Interface dataset entries

——

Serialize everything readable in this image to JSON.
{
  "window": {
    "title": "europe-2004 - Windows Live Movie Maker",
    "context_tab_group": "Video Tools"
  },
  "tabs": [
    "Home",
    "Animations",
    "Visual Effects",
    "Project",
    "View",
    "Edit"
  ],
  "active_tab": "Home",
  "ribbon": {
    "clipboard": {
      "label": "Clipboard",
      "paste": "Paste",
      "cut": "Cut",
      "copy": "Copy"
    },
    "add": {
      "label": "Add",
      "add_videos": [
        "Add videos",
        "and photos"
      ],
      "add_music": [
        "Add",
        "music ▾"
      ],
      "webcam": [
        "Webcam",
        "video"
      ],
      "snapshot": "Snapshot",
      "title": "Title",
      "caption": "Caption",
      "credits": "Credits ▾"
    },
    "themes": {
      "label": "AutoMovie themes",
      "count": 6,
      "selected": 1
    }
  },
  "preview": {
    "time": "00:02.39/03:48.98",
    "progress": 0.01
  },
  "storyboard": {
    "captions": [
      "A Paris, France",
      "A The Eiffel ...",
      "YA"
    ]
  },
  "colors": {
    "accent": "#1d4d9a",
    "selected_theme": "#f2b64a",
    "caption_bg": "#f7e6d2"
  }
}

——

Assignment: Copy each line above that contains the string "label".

Output:
      "label": "Clipboard",
      "label": "Add",
      "label": "AutoMovie themes",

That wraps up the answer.